Are you looking for a progressive-scan DVD player that sticks out in a crowd? The DVD-P721M has a Memory Stick slot alongside its disc drawer for viewing digital photos and playing MP3s. With that extra multimedia firepower, the nicely equipped, well-priced DVD-P721M is a tempting deck for those who own--or are thinking of buying--Sony's digital cameras, camcorders, and MP3 players. Are you looking for a progressive-scan DVD player that sticks out in a crowd? The DVD-P721M has a Memory Stick slot alongside its disc drawer for viewing digital photos and playing MP3s. With that extra multimedia firepower, the nicely equipped, well-priced DVD-P721M is a tempting deck for those who own--or are thinking of buying--Sony's digital cameras, camcorders, and MP3 players.
Head of the class
The silver P721M achieves a clean, classy look thanks to a burnished-metal face that's set behind a panel of clear plastic. A jog/shuttle dial sits to one side and allows users to step forward--but not backward--frame by frame. Another surprise on such an inexpensive deck is the headphone jack with volume control.

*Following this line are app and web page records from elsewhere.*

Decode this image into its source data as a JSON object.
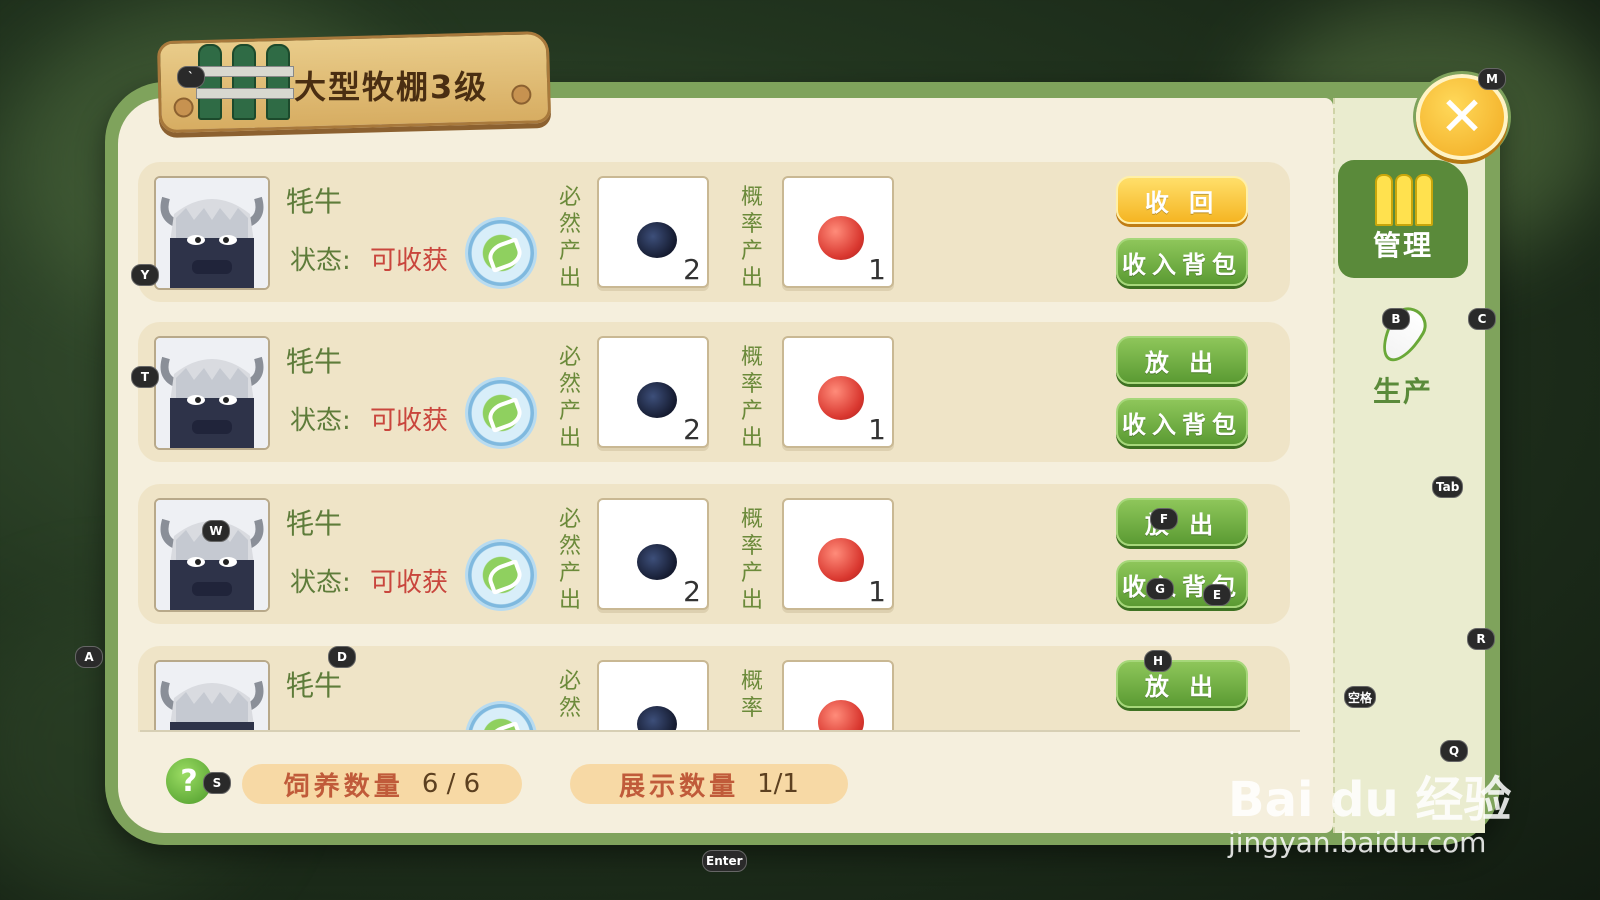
{
  "window": {
    "title": "大型牧棚3级"
  },
  "controls": {
    "close_icon": "close-x-icon",
    "close_glyph": "✕"
  },
  "labels": {
    "status_label": "状态:",
    "guaranteed_label": [
      "必",
      "然",
      "产",
      "出"
    ],
    "chance_label": [
      "概",
      "率",
      "产",
      "出"
    ]
  },
  "animals": [
    {
      "name": "牦牛",
      "status": "可收获",
      "guaranteed_qty": "2",
      "chance_qty": "1",
      "primary_button": "收 回",
      "primary_style": "yellow",
      "secondary_button": "收入背包"
    },
    {
      "name": "牦牛",
      "status": "可收获",
      "guaranteed_qty": "2",
      "chance_qty": "1",
      "primary_button": "放 出",
      "primary_style": "green",
      "secondary_button": "收入背包"
    },
    {
      "name": "牦牛",
      "status": "可收获",
      "guaranteed_qty": "2",
      "chance_qty": "1",
      "primary_button": "放 出",
      "primary_style": "green",
      "secondary_button": "收入背包"
    },
    {
      "name": "牦牛",
      "status": "",
      "guaranteed_qty": "",
      "chance_qty": "",
      "primary_button": "放 出",
      "primary_style": "green",
      "secondary_button": ""
    }
  ],
  "footer": {
    "help_glyph": "?",
    "feed_label": "饲养数量",
    "feed_value": "6 / 6",
    "display_label": "展示数量",
    "display_value": "1/1"
  },
  "side_tabs": {
    "manage": {
      "label": "管理",
      "color": "#5a8a3a",
      "text_color": "#ffffff",
      "icon": "fence-icon",
      "active": true
    },
    "production": {
      "label": "生产",
      "text_color": "#5a8a3a",
      "icon": "carrot-icon",
      "active": false
    }
  },
  "key_hints": {
    "M": "M",
    "Y": "Y",
    "T": "T",
    "W": "W",
    "A": "A",
    "D": "D",
    "B": "B",
    "C": "C",
    "Tab": "Tab",
    "F": "F",
    "G": "G",
    "E": "E",
    "H": "H",
    "R": "R",
    "space": "空格",
    "Q": "Q",
    "S": "S",
    "Enter": "Enter",
    "backtick": "`"
  },
  "watermark": {
    "brand": "Bai du 经验",
    "url": "jingyan.baidu.com"
  },
  "colors": {
    "panel_green": "#7fa35c",
    "parchment": "#f5efdd",
    "status_red": "#c9463d",
    "button_green": "#6aa838",
    "button_yellow": "#f5b523"
  }
}
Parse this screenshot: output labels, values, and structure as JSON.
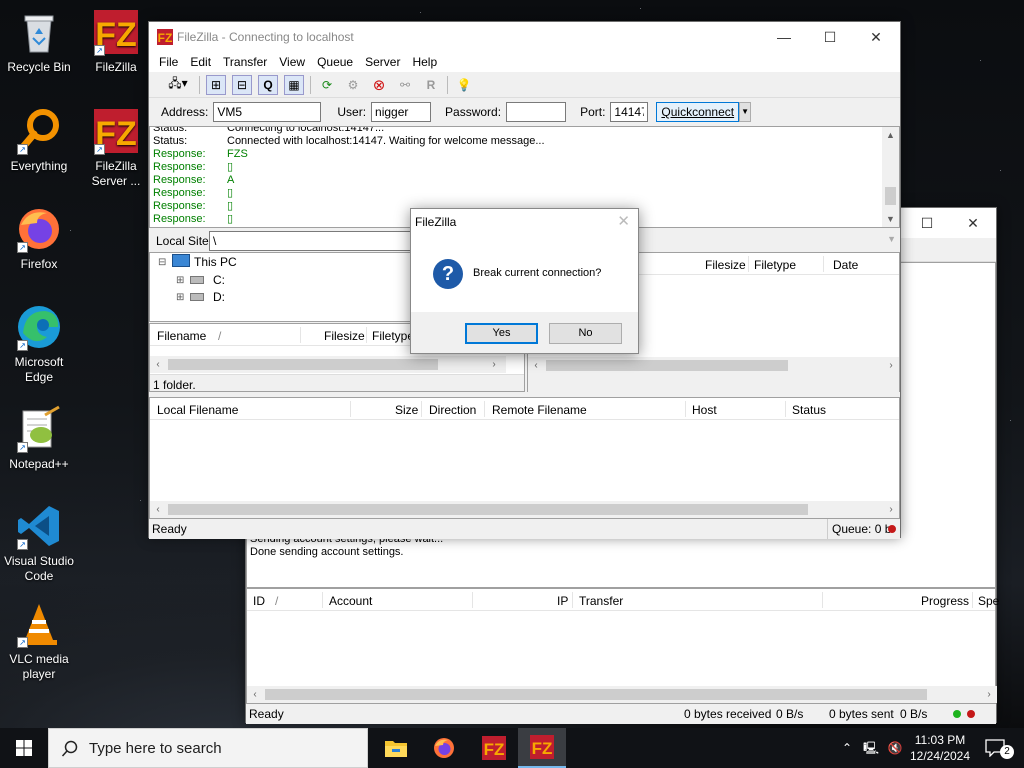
{
  "desktop": {
    "icons": [
      {
        "label": "Recycle Bin"
      },
      {
        "label": "FileZilla"
      },
      {
        "label": "Everything"
      },
      {
        "label": "FileZilla Server ..."
      },
      {
        "label": "Firefox"
      },
      {
        "label": "Microsoft Edge"
      },
      {
        "label": "Notepad++"
      },
      {
        "label": "Visual Studio Code"
      },
      {
        "label": "VLC media player"
      }
    ]
  },
  "server_window": {
    "log": [
      "Sending account settings, please wait...",
      "Done sending account settings."
    ],
    "columns": {
      "id": "ID",
      "account": "Account",
      "ip": "IP",
      "transfer": "Transfer",
      "progress": "Progress",
      "speed": "Spe"
    },
    "status": {
      "ready": "Ready",
      "received": "0 bytes received",
      "recv_rate": "0 B/s",
      "sent": "0 bytes sent",
      "sent_rate": "0 B/s"
    }
  },
  "client_window": {
    "title": "FileZilla - Connecting to localhost",
    "menu": [
      "File",
      "Edit",
      "Transfer",
      "View",
      "Queue",
      "Server",
      "Help"
    ],
    "quickconnect": {
      "address_label": "Address:",
      "address_value": "VM5",
      "user_label": "User:",
      "user_value": "nigger",
      "password_label": "Password:",
      "password_value": "",
      "port_label": "Port:",
      "port_value": "14147",
      "button": "Quickconnect"
    },
    "log": [
      {
        "label": "Status:",
        "text": "Connecting to localhost:14147...",
        "type": "status"
      },
      {
        "label": "Status:",
        "text": "Connected with localhost:14147. Waiting for welcome message...",
        "type": "status"
      },
      {
        "label": "Response:",
        "text": "FZS",
        "type": "response"
      },
      {
        "label": "Response:",
        "text": "▯",
        "type": "response"
      },
      {
        "label": "Response:",
        "text": "A",
        "type": "response"
      },
      {
        "label": "Response:",
        "text": "▯",
        "type": "response"
      },
      {
        "label": "Response:",
        "text": "▯",
        "type": "response"
      },
      {
        "label": "Response:",
        "text": "▯",
        "type": "response"
      }
    ],
    "local_site_label": "Local Site:",
    "local_site_value": "\\",
    "tree": {
      "root": "This PC",
      "drives": [
        "C:",
        "D:"
      ]
    },
    "local_columns": {
      "filename": "Filename",
      "sort": "/",
      "filesize": "Filesize",
      "filetype": "Filetype"
    },
    "remote_columns": {
      "filesize": "Filesize",
      "filetype": "Filetype",
      "date": "Date"
    },
    "local_status": "1 folder.",
    "queue_columns": {
      "local": "Local Filename",
      "size": "Size",
      "direction": "Direction",
      "remote": "Remote Filename",
      "host": "Host",
      "status": "Status"
    },
    "statusbar": {
      "ready": "Ready",
      "queue": "Queue: 0 b"
    }
  },
  "dialog": {
    "title": "FileZilla",
    "message": "Break current connection?",
    "yes": "Yes",
    "no": "No"
  },
  "taskbar": {
    "search_placeholder": "Type here to search",
    "time": "11:03 PM",
    "date": "12/24/2024",
    "notifications": "2"
  },
  "colors": {
    "accent": "#0078d7",
    "response": "#008000",
    "filezilla_red": "#bf1e2e"
  }
}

The remote lacks its own jog/shuttle control and backlit keys, but it's reasonably well laid out, with a central joystick that the thumb can find easily. Unfortunately, the joystick often fails to respond to said thumb, forcing the user to click repeatedly for results.
A purple key labeled M.Stick calls up a menu that lets you select from among digital photos, a PhotoCD, or MP3 files. Choosing photos brings up thumbnails of all the images on the Stick. In addition to displaying full-screen shots of Junior's birthday on your TV, the P721M can also manipulate photos. It can run a slide show in any order that you choose, rotate images, and even filter the pictures with sepia, negative, or black-and-white effects.
The P721M handles MP3s like a shelf-sized iPod. It can navigate file folders on a Memory Stick and shows ID3 tags if the song contains them. When given an MP3 CD, it displays the first 16 characters of the filenames in an onscreen menu. This Samsung can also play a discs' worth of MP3 tracks at random but can't fast-forward or rewind within a song.
Other notable features include a second remote control with just the basic playback (rewind, fast forward, play, and stop) and menu-navigation buttons--perfect for less tech-savvy family members. The player's nifty zoom can magnify any portion of a DVD picture. The output bay has ports for component video, S-Video, regular video, analog audio, and both types of digital audio. But the build quality is suspect back there; the component jacks sank into the rear plate when we connected the cables.
Stickler for detail
In addition to all those bells and whistles, the P721M displays a good progressive-scan picture with well-implemented 3:2 pull-down. When hooked up to a Samsung direct-view, wide-screen HDTV, even fast-paced scenes from Star Wars: Episode I had smooth, solid lines, few motion artifacts, and an impressive level of detail. We did notice some extra noise, however; in one instance during a shot of the Naboo cruiser's bridge, the red-bathed background crawled a bit with shadowy dots.
The P721M hiccupped a couple of times during testing. At one point we tried to eject the disc without pressing Stop, and the player simply froze and became unresponsive to anything but the power switch. The deck hung again during a menu transition on the Star Wars special-features DVD. Also, the spinning disc made a bit more noise than we've noticed with most other players.
If you own a standard 4:3 interlaced TV, you may notice jagged and moving line artifacts when watching enhanced-for-wide-screen discs. And if you own a wide-screen set that locks into one aspect ratio when fed a progressive-scan image, you won't be able to watch nonanamorphic discs in progressive mode. Both of these issues are common to many other entry-level progressive-scan decks.
Online retailers have the Samsung DVD-P721M priced at $199, which is comparable to other progressive-scan units such as the and the . Of course, neither of those decks have a Memory Stick slot or half of the P721M's the slick features. Even without the Stick, this well-equipped deck would be a fairly good bargain, and if it weren't for the quirks during playback and its loose jacks, we'd give it an even higher score. Minor shortcomings aside, if you're already invested in Sony's flash media format, the 721M is an attractive choice that's loaded with gadget appeal.